the most comprehensive law, requiring that every firearm sale,
including those by private sellers, is subject to a background check
conducted by a licensed dealer.9
Closing the “private sale loophole” for handgun sales
would mean that all handgun buyers are treated equally, so
that they would be subject to the same requirements whether they buy
from a licensed gun shop, at a gun show, or from a private seller. This
would help ensure that persons buying handguns are legally eligible to
do so, and it would also help law enforcement track the owners of
weapons used in crimes.
430 Ill. Comp. Stat. 65/3.
Greenlan Quilan Rosner Research & The Tarrance Group,
Americans Support Common Sense Measures to Cut Down on Illegal Guns,
CNN/Opinion Research Corporation, Most Americans Say Constitution
Guarantees Right to Own a Gun, Latest CNN/Opinion Research Corporation
Poll Shows, June 2008.
U.S. Department of Justice, Office of Justice Programs.
Background Checks for Firearm Transfers, 2007 – Statistical Tables
Philip Cook and Jens Ludwig.
Guns in America: National Survey on
Private Ownership and Use of Firearms, National Institute of Justice

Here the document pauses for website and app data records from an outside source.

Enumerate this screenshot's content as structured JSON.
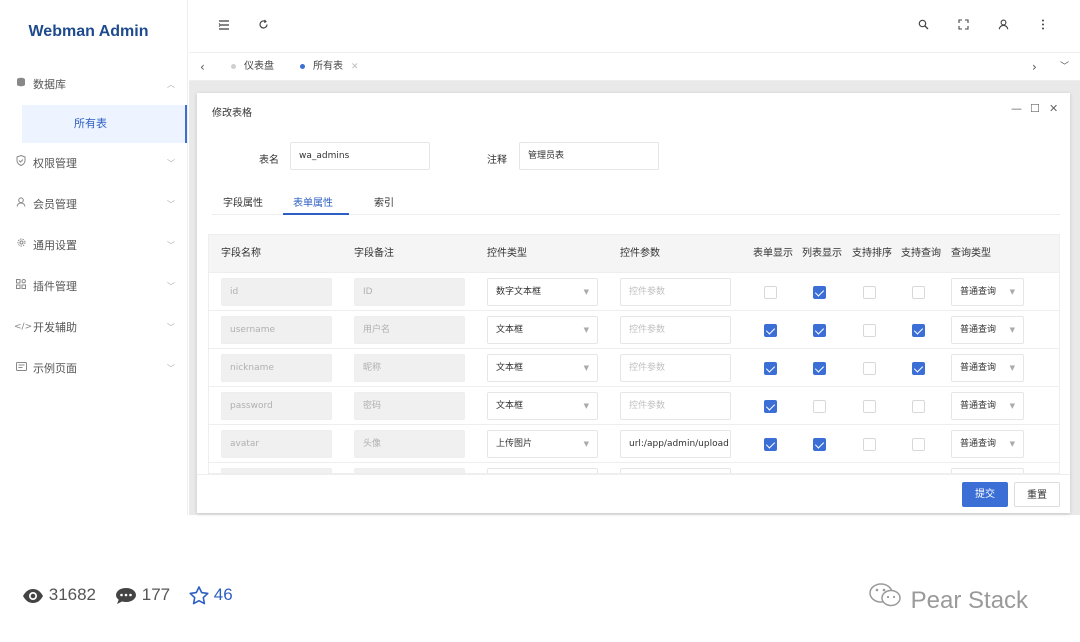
{
  "app": {
    "title": "Webman Admin"
  },
  "sidebar": {
    "items": [
      {
        "label": "数据库",
        "icon": "database-icon",
        "expanded": true
      },
      {
        "label": "所有表",
        "active": true
      },
      {
        "label": "权限管理",
        "icon": "shield-icon"
      },
      {
        "label": "会员管理",
        "icon": "user-icon"
      },
      {
        "label": "通用设置",
        "icon": "gear-icon"
      },
      {
        "label": "插件管理",
        "icon": "plugin-icon"
      },
      {
        "label": "开发辅助",
        "icon": "code-icon"
      },
      {
        "label": "示例页面",
        "icon": "page-icon"
      }
    ]
  },
  "header": {
    "icons": [
      "menu-fold-icon",
      "refresh-icon",
      "search-icon",
      "fullscreen-icon",
      "user-icon",
      "more-icon"
    ]
  },
  "tabs": [
    {
      "label": "仪表盘",
      "active": false
    },
    {
      "label": "所有表",
      "active": true
    }
  ],
  "dialog": {
    "title": "修改表格",
    "table_name_label": "表名",
    "table_name_value": "wa_admins",
    "comment_label": "注释",
    "comment_value": "管理员表",
    "subtabs": [
      "字段属性",
      "表单属性",
      "索引"
    ],
    "active_subtab": "表单属性",
    "columns": [
      "字段名称",
      "字段备注",
      "控件类型",
      "控件参数",
      "表单显示",
      "列表显示",
      "支持排序",
      "支持查询",
      "查询类型"
    ],
    "rows": [
      {
        "name": "id",
        "remark": "ID",
        "control": "数字文本框",
        "param": "",
        "param_placeholder": "控件参数",
        "form_show": false,
        "list_show": true,
        "sortable": false,
        "searchable": false,
        "query_type": "普通查询"
      },
      {
        "name": "username",
        "remark": "用户名",
        "control": "文本框",
        "param": "",
        "param_placeholder": "控件参数",
        "form_show": true,
        "list_show": true,
        "sortable": false,
        "searchable": true,
        "query_type": "普通查询"
      },
      {
        "name": "nickname",
        "remark": "昵称",
        "control": "文本框",
        "param": "",
        "param_placeholder": "控件参数",
        "form_show": true,
        "list_show": true,
        "sortable": false,
        "searchable": true,
        "query_type": "普通查询"
      },
      {
        "name": "password",
        "remark": "密码",
        "control": "文本框",
        "param": "",
        "param_placeholder": "控件参数",
        "form_show": true,
        "list_show": false,
        "sortable": false,
        "searchable": false,
        "query_type": "普通查询"
      },
      {
        "name": "avatar",
        "remark": "头像",
        "control": "上传图片",
        "param": "url:/app/admin/upload",
        "param_placeholder": "控件参数",
        "form_show": true,
        "list_show": true,
        "sortable": false,
        "searchable": false,
        "query_type": "普通查询"
      }
    ],
    "submit_label": "提交",
    "reset_label": "重置"
  },
  "stats": {
    "views": "31682",
    "comments": "177",
    "stars": "46"
  },
  "watermark": "Pear Stack",
  "colors": {
    "accent": "#3b6fd6",
    "logo": "#1e4a8e",
    "star": "#2d5fc3"
  }
}
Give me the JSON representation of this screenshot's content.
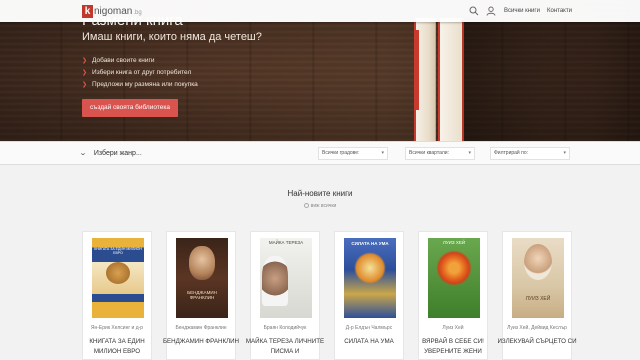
{
  "nav": {
    "logo_letter": "k",
    "logo_name": "nigoman",
    "logo_tld": ".bg",
    "search_icon": "search-icon",
    "user_icon": "user-icon",
    "links": [
      "Всички книги",
      "Контакти"
    ]
  },
  "hero": {
    "title": "Размени книга",
    "subtitle": "Имаш книги, които няма да четеш?",
    "bullets": [
      "Добави своите книги",
      "Избери книга от друг потребител",
      "Предложи му размяна или покупка"
    ],
    "cta": "създай своята библиотека",
    "accent": "#d9534f"
  },
  "filters": {
    "genre": "Избери жанр...",
    "cities": "Всички градове:",
    "cities_value": "",
    "quarters": "Всички квартали:",
    "quarters_value": "",
    "filter_by": "Филтрирай по:",
    "filter_by_value": ""
  },
  "newest": {
    "title": "Най-новите книги",
    "view_all": "виж всички",
    "books": [
      {
        "author": "Ян-Ерик Хелсинг и д-р",
        "title": "КНИГАТА ЗА ЕДИН МИЛИОН ЕВРО",
        "cover_text": "КНИГАТА ЗА ЕДИН МИЛИОН ЕВРО"
      },
      {
        "author": "Бенджамин Франклин",
        "title": "БЕНДЖАМИН ФРАНКЛИН",
        "cover_text": "БЕНДЖАМИН ФРАНКЛИН"
      },
      {
        "author": "Браян Колодийчук",
        "title": "МАЙКА ТЕРЕЗА ЛИЧНИТЕ ПИСМА И",
        "cover_text": "МАЙКА ТЕРЕЗА"
      },
      {
        "author": "Д-р Елдън Чалмърс",
        "title": "СИЛАТА НА УМА",
        "cover_text": "СИЛАТА НА УМА"
      },
      {
        "author": "Луиз Хей",
        "title": "ВЯРВАЙ В СЕБЕ СИ! УВЕРЕНИТЕ ЖЕНИ",
        "cover_text": "ЛУИЗ ХЕЙ"
      },
      {
        "author": "Луиз Хей, Дейвид Кеслър",
        "title": "ИЗЛЕКУВАЙ СЪРЦЕТО СИ",
        "cover_text": "ЛУИЗ ХЕЙ"
      }
    ]
  }
}
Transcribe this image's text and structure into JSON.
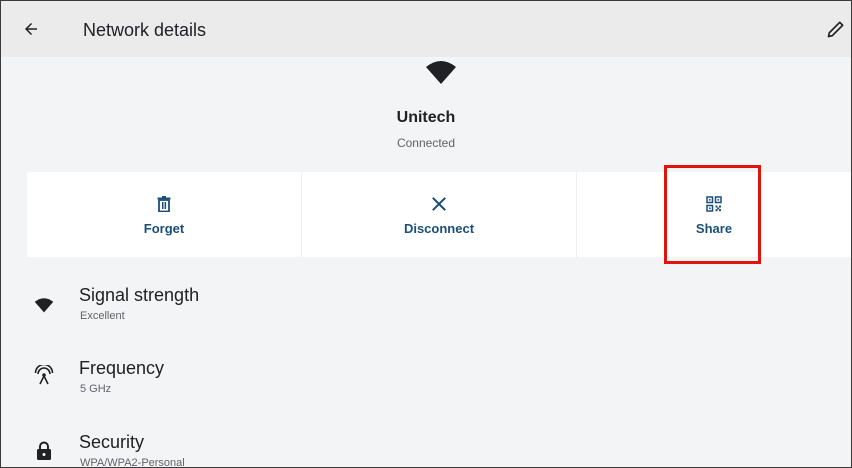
{
  "header": {
    "title": "Network details",
    "back_icon": "arrow-back-icon",
    "edit_icon": "pencil-icon"
  },
  "network": {
    "name": "Unitech",
    "status": "Connected",
    "icon": "wifi-icon"
  },
  "actions": [
    {
      "label": "Forget",
      "icon": "trash-icon"
    },
    {
      "label": "Disconnect",
      "icon": "close-icon"
    },
    {
      "label": "Share",
      "icon": "qr-code-icon"
    }
  ],
  "details": [
    {
      "title": "Signal strength",
      "value": "Excellent",
      "icon": "wifi-icon"
    },
    {
      "title": "Frequency",
      "value": "5 GHz",
      "icon": "antenna-icon"
    },
    {
      "title": "Security",
      "value": "WPA/WPA2-Personal",
      "icon": "lock-icon"
    }
  ],
  "colors": {
    "accent": "#1a4f7c",
    "highlight": "#e0140c",
    "background": "#f3f4f5"
  }
}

Research in Brief, May 1997
Bureau of Alcohol, Tobacco and Firearms, U.S. Department of the Treasury,
Following the Gun: Enforcing Federal Laws Against Firearm Traffickers
8 U.S. Department of Justice, Office of Justice Programs. Background Checks for Firearm Transfers, 2007 – Statistical Tables.
Legal Community Against Violence,
Regulating Guns in America: An Evaluation and Comparative Analysis of Federal, State and Selected Local Gun Laws, 2008 Edition; Violence Policy Center, Closing the Gun Show Loophole: Principles for Effective Legislation, Feb. 2001